Myanmar State Counsellor Aung San Suu Kyi appeared at the International Court of Justice in December 2019 in The Hague, during a three-day hearing on the Rohingya genocide case (Photo: Koen Van Weel/ANP/AFP via Getty)

Chinese state media also suggested that Xi is interested in mediating the Rohingya crisis, but China’s interest in Myanmar’s internal conflicts lies far more heavily with civil war between a group of allied ethnic militias in Kachin and northern Shan states known as the Northern Alliance, led by the Kachin Independence Army against the Tatmadaw. China recently mediated renewed talks between the parties, with little success.

Deeper Chinese involvement in Rakhine state may only serve to rankle the local population. The Chinese are hardly loved within the country and often less trusted than other foreign businesspeople. Rakhine Buddhists have a distinct identity to the Buddhist majority in the ethnic Bamar centre of the country, around Yangon and Mandalay. Rakhine was once part of the Kingdom of Arakan, and was only conquered by the Burmese in the 18th century.

As the military has moved into Rakhine state to conduct so-called “clearance operations”, there are many who suspect one of the motives for the Rohingya displacement is to enable easier access the state’s rich resources. Rakhine Buddhists have formed a militia in recent years, the Arakan Army, which appears to be well funded, linked to the Northern Alliance, and is active in parts of Rakhine and Chin state to the north.

Rakhine locals complain that they see little benefit from resource development and other Chinese investment. Similar problems are becoming apparent in many other parts of the country, with a particularly stark example emerging in Kayin state, where a Chinese company is building a $15 billion real estate mega-project, aimed at becoming a tourist mecca along the Thaungyin River, which has been dubbed Shwe Kokko – “Chinatown” – by locals.
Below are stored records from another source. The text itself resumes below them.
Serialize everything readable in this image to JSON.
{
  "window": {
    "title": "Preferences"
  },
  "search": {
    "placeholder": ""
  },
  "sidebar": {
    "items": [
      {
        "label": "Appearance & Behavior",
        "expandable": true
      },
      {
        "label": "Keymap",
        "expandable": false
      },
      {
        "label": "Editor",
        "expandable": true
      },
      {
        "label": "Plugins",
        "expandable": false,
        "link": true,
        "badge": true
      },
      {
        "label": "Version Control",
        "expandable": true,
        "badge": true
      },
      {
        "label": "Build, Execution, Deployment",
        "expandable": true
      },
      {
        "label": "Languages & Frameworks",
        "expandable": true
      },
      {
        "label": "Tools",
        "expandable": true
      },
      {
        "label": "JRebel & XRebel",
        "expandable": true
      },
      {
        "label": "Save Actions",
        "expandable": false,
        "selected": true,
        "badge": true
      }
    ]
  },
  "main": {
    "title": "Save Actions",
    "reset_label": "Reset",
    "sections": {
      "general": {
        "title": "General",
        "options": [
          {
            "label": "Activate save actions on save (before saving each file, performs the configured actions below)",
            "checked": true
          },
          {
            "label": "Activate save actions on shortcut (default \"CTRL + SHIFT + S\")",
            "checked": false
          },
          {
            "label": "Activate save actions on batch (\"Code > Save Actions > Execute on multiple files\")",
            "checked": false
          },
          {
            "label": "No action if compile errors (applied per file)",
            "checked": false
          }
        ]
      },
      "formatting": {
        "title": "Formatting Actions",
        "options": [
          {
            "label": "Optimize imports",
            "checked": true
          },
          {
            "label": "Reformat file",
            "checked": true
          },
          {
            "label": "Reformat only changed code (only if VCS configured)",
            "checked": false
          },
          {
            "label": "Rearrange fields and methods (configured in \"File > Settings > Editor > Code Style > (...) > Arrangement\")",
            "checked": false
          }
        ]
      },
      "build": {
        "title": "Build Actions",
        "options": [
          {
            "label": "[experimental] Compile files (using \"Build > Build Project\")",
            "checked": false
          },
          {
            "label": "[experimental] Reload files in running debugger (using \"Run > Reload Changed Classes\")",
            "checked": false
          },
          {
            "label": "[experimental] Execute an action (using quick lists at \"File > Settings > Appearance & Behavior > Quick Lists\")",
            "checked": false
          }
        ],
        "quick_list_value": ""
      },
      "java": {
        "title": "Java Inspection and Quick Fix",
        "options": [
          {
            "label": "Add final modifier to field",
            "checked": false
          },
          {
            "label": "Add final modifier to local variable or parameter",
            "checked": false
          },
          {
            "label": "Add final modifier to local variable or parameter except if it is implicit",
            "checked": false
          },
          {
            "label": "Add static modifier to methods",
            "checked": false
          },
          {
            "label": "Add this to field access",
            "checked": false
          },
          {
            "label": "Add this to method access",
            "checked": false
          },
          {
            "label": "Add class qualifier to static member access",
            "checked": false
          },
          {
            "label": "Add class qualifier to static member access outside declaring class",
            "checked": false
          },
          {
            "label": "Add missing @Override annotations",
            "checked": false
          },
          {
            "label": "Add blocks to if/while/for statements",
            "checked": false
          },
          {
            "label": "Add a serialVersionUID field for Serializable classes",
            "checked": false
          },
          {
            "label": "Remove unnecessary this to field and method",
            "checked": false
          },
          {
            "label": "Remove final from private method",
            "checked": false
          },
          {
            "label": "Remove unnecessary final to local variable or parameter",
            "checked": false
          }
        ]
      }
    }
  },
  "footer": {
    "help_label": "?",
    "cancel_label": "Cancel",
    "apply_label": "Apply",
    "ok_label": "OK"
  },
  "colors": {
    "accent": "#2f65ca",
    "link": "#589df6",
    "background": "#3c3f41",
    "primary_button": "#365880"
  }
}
In light of such developments, observers believe that the resurfacing or Karen (Kayin) militias in recent years is no coincidence.

Much as Xi might harbour aspirations of rescuing his troubled neighbour, China’s involvement in Myanmar looks at this stage more likely to thwart than to boost Suu Kyi’s grand but fruitless plans for a national peace accord.